=== Exercise prompt ===
Set down the records again. Every word and mark must match exactly.

=== Dataset excerpts ===

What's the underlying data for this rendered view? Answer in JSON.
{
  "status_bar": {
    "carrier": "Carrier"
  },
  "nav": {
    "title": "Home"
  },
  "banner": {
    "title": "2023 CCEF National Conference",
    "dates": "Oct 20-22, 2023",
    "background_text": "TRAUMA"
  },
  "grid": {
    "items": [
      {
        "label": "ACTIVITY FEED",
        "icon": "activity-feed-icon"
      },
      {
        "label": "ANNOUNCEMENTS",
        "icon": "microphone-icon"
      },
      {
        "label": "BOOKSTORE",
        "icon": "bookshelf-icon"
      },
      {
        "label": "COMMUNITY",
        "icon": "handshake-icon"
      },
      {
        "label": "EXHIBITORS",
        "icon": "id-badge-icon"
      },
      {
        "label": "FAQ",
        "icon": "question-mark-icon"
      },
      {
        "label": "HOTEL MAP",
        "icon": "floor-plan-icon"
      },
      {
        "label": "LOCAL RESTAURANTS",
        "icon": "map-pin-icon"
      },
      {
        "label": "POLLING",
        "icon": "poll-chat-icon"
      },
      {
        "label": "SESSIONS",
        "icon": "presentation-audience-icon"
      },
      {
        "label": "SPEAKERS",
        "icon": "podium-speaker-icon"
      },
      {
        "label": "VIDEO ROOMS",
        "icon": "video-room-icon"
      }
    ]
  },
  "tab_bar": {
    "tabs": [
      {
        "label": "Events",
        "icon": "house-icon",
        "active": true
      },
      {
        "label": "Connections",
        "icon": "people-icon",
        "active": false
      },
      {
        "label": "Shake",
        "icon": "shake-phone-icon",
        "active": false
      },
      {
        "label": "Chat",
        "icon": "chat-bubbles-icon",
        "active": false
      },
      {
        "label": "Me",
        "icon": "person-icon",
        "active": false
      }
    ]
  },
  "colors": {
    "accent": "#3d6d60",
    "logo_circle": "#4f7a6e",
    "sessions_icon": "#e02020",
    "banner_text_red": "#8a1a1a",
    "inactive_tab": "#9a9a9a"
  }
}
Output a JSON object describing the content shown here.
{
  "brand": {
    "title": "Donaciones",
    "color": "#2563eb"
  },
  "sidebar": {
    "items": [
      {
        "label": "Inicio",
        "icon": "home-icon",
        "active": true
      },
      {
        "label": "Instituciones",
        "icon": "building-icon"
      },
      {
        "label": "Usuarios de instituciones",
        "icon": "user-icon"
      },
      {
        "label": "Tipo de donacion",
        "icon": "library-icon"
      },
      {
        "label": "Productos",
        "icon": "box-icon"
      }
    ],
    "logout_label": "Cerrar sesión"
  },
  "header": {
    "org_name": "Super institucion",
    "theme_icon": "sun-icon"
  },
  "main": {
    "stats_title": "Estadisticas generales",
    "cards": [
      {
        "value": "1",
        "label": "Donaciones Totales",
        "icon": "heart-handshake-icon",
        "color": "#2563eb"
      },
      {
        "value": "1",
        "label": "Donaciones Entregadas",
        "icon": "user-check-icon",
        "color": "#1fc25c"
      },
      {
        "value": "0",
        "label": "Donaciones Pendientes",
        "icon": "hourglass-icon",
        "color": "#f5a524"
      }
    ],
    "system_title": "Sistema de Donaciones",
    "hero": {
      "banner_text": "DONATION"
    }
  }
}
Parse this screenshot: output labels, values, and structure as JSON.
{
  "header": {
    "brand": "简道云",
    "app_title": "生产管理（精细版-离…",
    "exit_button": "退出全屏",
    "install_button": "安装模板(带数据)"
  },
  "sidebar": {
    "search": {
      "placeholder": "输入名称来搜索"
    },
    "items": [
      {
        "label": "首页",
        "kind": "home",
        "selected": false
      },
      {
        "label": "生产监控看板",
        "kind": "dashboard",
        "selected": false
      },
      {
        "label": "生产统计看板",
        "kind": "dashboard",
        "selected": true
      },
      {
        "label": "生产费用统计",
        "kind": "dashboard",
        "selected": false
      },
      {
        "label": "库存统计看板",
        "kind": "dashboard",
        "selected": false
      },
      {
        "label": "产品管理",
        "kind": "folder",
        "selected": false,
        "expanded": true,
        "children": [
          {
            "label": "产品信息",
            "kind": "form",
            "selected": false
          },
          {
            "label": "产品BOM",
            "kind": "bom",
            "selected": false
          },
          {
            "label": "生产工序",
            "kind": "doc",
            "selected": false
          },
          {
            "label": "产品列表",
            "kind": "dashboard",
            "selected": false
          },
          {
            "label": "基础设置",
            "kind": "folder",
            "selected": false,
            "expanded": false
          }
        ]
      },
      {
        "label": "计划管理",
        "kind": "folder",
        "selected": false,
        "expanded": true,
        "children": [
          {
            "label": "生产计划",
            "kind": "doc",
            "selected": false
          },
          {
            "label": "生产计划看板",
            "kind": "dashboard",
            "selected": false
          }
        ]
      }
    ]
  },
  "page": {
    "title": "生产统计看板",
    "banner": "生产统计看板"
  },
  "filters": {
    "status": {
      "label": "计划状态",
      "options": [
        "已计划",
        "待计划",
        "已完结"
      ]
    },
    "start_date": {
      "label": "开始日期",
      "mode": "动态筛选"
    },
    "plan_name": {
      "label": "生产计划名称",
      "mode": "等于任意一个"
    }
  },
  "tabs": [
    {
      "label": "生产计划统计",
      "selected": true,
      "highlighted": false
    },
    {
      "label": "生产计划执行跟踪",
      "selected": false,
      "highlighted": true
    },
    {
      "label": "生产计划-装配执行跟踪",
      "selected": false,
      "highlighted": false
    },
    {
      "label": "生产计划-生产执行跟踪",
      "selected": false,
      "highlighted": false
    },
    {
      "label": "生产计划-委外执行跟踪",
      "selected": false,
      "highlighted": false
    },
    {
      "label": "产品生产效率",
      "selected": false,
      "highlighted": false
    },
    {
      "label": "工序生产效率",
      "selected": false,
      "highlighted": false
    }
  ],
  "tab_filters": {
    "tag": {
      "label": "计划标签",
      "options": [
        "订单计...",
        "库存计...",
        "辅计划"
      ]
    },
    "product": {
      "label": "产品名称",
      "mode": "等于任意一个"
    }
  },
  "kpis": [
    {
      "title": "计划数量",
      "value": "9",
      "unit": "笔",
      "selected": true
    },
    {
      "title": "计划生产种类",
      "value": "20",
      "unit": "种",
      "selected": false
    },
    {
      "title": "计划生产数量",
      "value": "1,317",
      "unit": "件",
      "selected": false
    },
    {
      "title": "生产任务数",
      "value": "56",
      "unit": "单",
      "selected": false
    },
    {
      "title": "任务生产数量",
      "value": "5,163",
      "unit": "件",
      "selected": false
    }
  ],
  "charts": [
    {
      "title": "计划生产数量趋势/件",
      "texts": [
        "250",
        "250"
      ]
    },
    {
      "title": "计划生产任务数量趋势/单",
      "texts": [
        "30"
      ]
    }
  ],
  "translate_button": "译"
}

=== Response for this exercise ===
What's the underlying data for this rendered view? Answer in JSON.
{
  "status_bar": {
    "carrier": "Carrier"
  },
  "nav": {
    "title": "Home"
  },
  "banner": {
    "title": "2023 CCEF National Conference",
    "dates": "Oct 20-22, 2023",
    "background_text": "TRAUMA"
  },
  "grid": {
    "items": [
      {
        "label": "ACTIVITY FEED",
        "icon": "activity-feed-icon"
      },
      {
        "label": "ANNOUNCEMENTS",
        "icon": "microphone-icon"
      },
      {
        "label": "BOOKSTORE",
        "icon": "bookshelf-icon"
      },
      {
        "label": "COMMUNITY",
        "icon": "handshake-icon"
      },
      {
        "label": "EXHIBITORS",
        "icon": "id-badge-icon"
      },
      {
        "label": "FAQ",
        "icon": "question-mark-icon"
      },
      {
        "label": "HOTEL MAP",
        "icon": "floor-plan-icon"
      },
      {
        "label": "LOCAL RESTAURANTS",
        "icon": "map-pin-icon"
      },
      {
        "label": "POLLING",
        "icon": "poll-chat-icon"
      },
      {
        "label": "SESSIONS",
        "icon": "presentation-audience-icon"
      },
      {
        "label": "SPEAKERS",
        "icon": "podium-speaker-icon"
      },
      {
        "label": "VIDEO ROOMS",
        "icon": "video-room-icon"
      }
    ]
  },
  "tab_bar": {
    "tabs": [
      {
        "label": "Events",
        "icon": "house-icon",
        "active": true
      },
      {
        "label": "Connections",
        "icon": "people-icon",
        "active": false
      },
      {
        "label": "Shake",
        "icon": "shake-phone-icon",
        "active": false
      },
      {
        "label": "Chat",
        "icon": "chat-bubbles-icon",
        "active": false
      },
      {
        "label": "Me",
        "icon": "person-icon",
        "active": false
      }
    ]
  },
  "colors": {
    "accent": "#3d6d60",
    "logo_circle": "#4f7a6e",
    "sessions_icon": "#e02020",
    "banner_text_red": "#8a1a1a",
    "inactive_tab": "#9a9a9a"
  }
}
Output a JSON object describing the content shown here.
{
  "brand": {
    "title": "Donaciones",
    "color": "#2563eb"
  },
  "sidebar": {
    "items": [
      {
        "label": "Inicio",
        "icon": "home-icon",
        "active": true
      },
      {
        "label": "Instituciones",
        "icon": "building-icon"
      },
      {
        "label": "Usuarios de instituciones",
        "icon": "user-icon"
      },
      {
        "label": "Tipo de donacion",
        "icon": "library-icon"
      },
      {
        "label": "Productos",
        "icon": "box-icon"
      }
    ],
    "logout_label": "Cerrar sesión"
  },
  "header": {
    "org_name": "Super institucion",
    "theme_icon": "sun-icon"
  },
  "main": {
    "stats_title": "Estadisticas generales",
    "cards": [
      {
        "value": "1",
        "label": "Donaciones Totales",
        "icon": "heart-handshake-icon",
        "color": "#2563eb"
      },
      {
        "value": "1",
        "label": "Donaciones Entregadas",
        "icon": "user-check-icon",
        "color": "#1fc25c"
      },
      {
        "value": "0",
        "label": "Donaciones Pendientes",
        "icon": "hourglass-icon",
        "color": "#f5a524"
      }
    ],
    "system_title": "Sistema de Donaciones",
    "hero": {
      "banner_text": "DONATION"
    }
  }
}
Parse this screenshot: output labels, values, and structure as JSON.
{
  "header": {
    "brand": "简道云",
    "app_title": "生产管理（精细版-离…",
    "exit_button": "退出全屏",
    "install_button": "安装模板(带数据)"
  },
  "sidebar": {
    "search": {
      "placeholder": "输入名称来搜索"
    },
    "items": [
      {
        "label": "首页",
        "kind": "home",
        "selected": false
      },
      {
        "label": "生产监控看板",
        "kind": "dashboard",
        "selected": false
      },
      {
        "label": "生产统计看板",
        "kind": "dashboard",
        "selected": true
      },
      {
        "label": "生产费用统计",
        "kind": "dashboard",
        "selected": false
      },
      {
        "label": "库存统计看板",
        "kind": "dashboard",
        "selected": false
      },
      {
        "label": "产品管理",
        "kind": "folder",
        "selected": false,
        "expanded": true,
        "children": [
          {
            "label": "产品信息",
            "kind": "form",
            "selected": false
          },
          {
            "label": "产品BOM",
            "kind": "bom",
            "selected": false
          },
          {
            "label": "生产工序",
            "kind": "doc",
            "selected": false
          },
          {
            "label": "产品列表",
            "kind": "dashboard",
            "selected": false
          },
          {
            "label": "基础设置",
            "kind": "folder",
            "selected": false,
            "expanded": false
          }
        ]
      },
      {
        "label": "计划管理",
        "kind": "folder",
        "selected": false,
        "expanded": true,
        "children": [
          {
            "label": "生产计划",
            "kind": "doc",
            "selected": false
          },
          {
            "label": "生产计划看板",
            "kind": "dashboard",
            "selected": false
          }
        ]
      }
    ]
  },
  "page": {
    "title": "生产统计看板",
    "banner": "生产统计看板"
  },
  "filters": {
    "status": {
      "label": "计划状态",
      "options": [
        "已计划",
        "待计划",
        "已完结"
      ]
    },
    "start_date": {
      "label": "开始日期",
      "mode": "动态筛选"
    },
    "plan_name": {
      "label": "生产计划名称",
      "mode": "等于任意一个"
    }
  },
  "tabs": [
    {
      "label": "生产计划统计",
      "selected": true,
      "highlighted": false
    },
    {
      "label": "生产计划执行跟踪",
      "selected": false,
      "highlighted": true
    },
    {
      "label": "生产计划-装配执行跟踪",
      "selected": false,
      "highlighted": false
    },
    {
      "label": "生产计划-生产执行跟踪",
      "selected": false,
      "highlighted": false
    },
    {
      "label": "生产计划-委外执行跟踪",
      "selected": false,
      "highlighted": false
    },
    {
      "label": "产品生产效率",
      "selected": false,
      "highlighted": false
    },
    {
      "label": "工序生产效率",
      "selected": false,
      "highlighted": false
    }
  ],
  "tab_filters": {
    "tag": {
      "label": "计划标签",
      "options": [
        "订单计...",
        "库存计...",
        "辅计划"
      ]
    },
    "product": {
      "label": "产品名称",
      "mode": "等于任意一个"
    }
  },
  "kpis": [
    {
      "title": "计划数量",
      "value": "9",
      "unit": "笔",
      "selected": true
    },
    {
      "title": "计划生产种类",
      "value": "20",
      "unit": "种",
      "selected": false
    },
    {
      "title": "计划生产数量",
      "value": "1,317",
      "unit": "件",
      "selected": false
    },
    {
      "title": "生产任务数",
      "value": "56",
      "unit": "单",
      "selected": false
    },
    {
      "title": "任务生产数量",
      "value": "5,163",
      "unit": "件",
      "selected": false
    }
  ],
  "charts": [
    {
      "title": "计划生产数量趋势/件",
      "texts": [
        "250",
        "250"
      ]
    },
    {
      "title": "计划生产任务数量趋势/单",
      "texts": [
        "30"
      ]
    }
  ],
  "translate_button": "译"
}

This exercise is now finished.